Cysts are hollow sacs containing liquid or solid material.
Some tumors have cystic centers, but this discussion covers only cysts that are not cancerous. Common cysts in dogs include:
- follicular cysts
- sebaceous cysts
- congenital cysts
- and cysts secondary to trauma
Follicular cysts are particularly susceptible to secondary infection by bacteria.
These cysts present as single bumps or nodules that originate from the hair follicle. As they grow, they can itch, hurt, and ooze trick material. They don’t invade beyond the skin but can become infected.
Further information: Follicular Cysts in Dogs
Sebaceous cysts are the most common skin growths in dogs. They can develop when the sebaceous gland is overactive or plugged. This can often happen in response to injury or inflammation of the skin.
Further information: Sebaceous Cyst in Dogs: Appearance, Diagnosis, and Treatment
What does a cyst look like?
Cysts usually appear as soft, fluid-filled swellings under the skin. They are not fixed, i.e., you can move them around in a small area. Typically, cysts are not painful.
Cysts occasionally rupture, resulting in infected and inflamed tissues in the area.
Your veterinarian may be able to drain your dog’s cyst by inserting a needle and drawing out the fluid. However, after draining, cysts typically re-fill.
Your veterinarian can examine a sample of the removed fluid under the microscope. This can help identify the type of cyst. However, a conclusive diagnosis might require a biopsy.
Infected cysts can respond to antibiotic treatment. However, your dog will likely need to have it surgically removed to prevent a recurrence.

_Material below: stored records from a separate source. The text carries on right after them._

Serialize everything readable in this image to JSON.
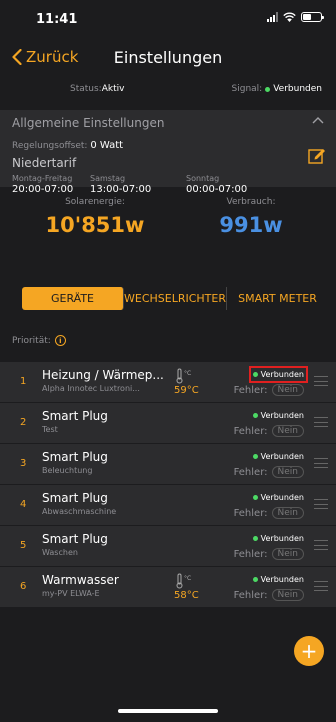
{
  "statusbar": {
    "time": "11:41"
  },
  "nav": {
    "back_label": "Zurück",
    "title": "Einstellungen"
  },
  "status": {
    "label": "Status:",
    "value": "Aktiv",
    "signal_label": "Signal:",
    "signal_value": "Verbunden"
  },
  "general": {
    "title": "Allgemeine Einstellungen",
    "offset_label": "Regelungsoffset:",
    "offset_value": "0 Watt",
    "tarif": "Niedertarif",
    "schedule": [
      {
        "day": "Montag-Freitag",
        "time": "20:00-07:00"
      },
      {
        "day": "Samstag",
        "time": "13:00-07:00"
      },
      {
        "day": "Sonntag",
        "time": "00:00-07:00"
      }
    ]
  },
  "energy": {
    "solar_label": "Solarenergie:",
    "solar_value": "10'851w",
    "verbrauch_label": "Verbrauch:",
    "verbrauch_value": "991w"
  },
  "tabs": [
    {
      "label": "GERÄTE",
      "active": true
    },
    {
      "label": "WECHSELRICHTER",
      "active": false
    },
    {
      "label": "SMART METER",
      "active": false
    }
  ],
  "priority_label": "Priorität:",
  "devices": [
    {
      "prio": "1",
      "name": "Heizung / Wärmep...",
      "sub": "Alpha Innotec Luxtroni...",
      "temp": "59°C",
      "status": "Verbunden",
      "error_label": "Fehler:",
      "error_value": "Nein"
    },
    {
      "prio": "2",
      "name": "Smart Plug",
      "sub": "Test",
      "temp": "",
      "status": "Verbunden",
      "error_label": "Fehler:",
      "error_value": "Nein"
    },
    {
      "prio": "3",
      "name": "Smart Plug",
      "sub": "Beleuchtung",
      "temp": "",
      "status": "Verbunden",
      "error_label": "Fehler:",
      "error_value": "Nein"
    },
    {
      "prio": "4",
      "name": "Smart Plug",
      "sub": "Abwaschmaschine",
      "temp": "",
      "status": "Verbunden",
      "error_label": "Fehler:",
      "error_value": "Nein"
    },
    {
      "prio": "5",
      "name": "Smart Plug",
      "sub": "Waschen",
      "temp": "",
      "status": "Verbunden",
      "error_label": "Fehler:",
      "error_value": "Nein"
    },
    {
      "prio": "6",
      "name": "Warmwasser",
      "sub": "my-PV ELWA-E",
      "temp": "58°C",
      "status": "Verbunden",
      "error_label": "Fehler:",
      "error_value": "Nein"
    }
  ],
  "fab_label": "+",
  "colors": {
    "accent": "#f5a623",
    "connected": "#4cd964",
    "consumption": "#4a90e2",
    "highlight": "#e02020"
  }
}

Other treatments may be necessary if there is a primary or underlying cause of the cysts. Cysts caused by trauma usually resolve with time.
Symptoms to Watch for in Your Dog: What Is that Bump?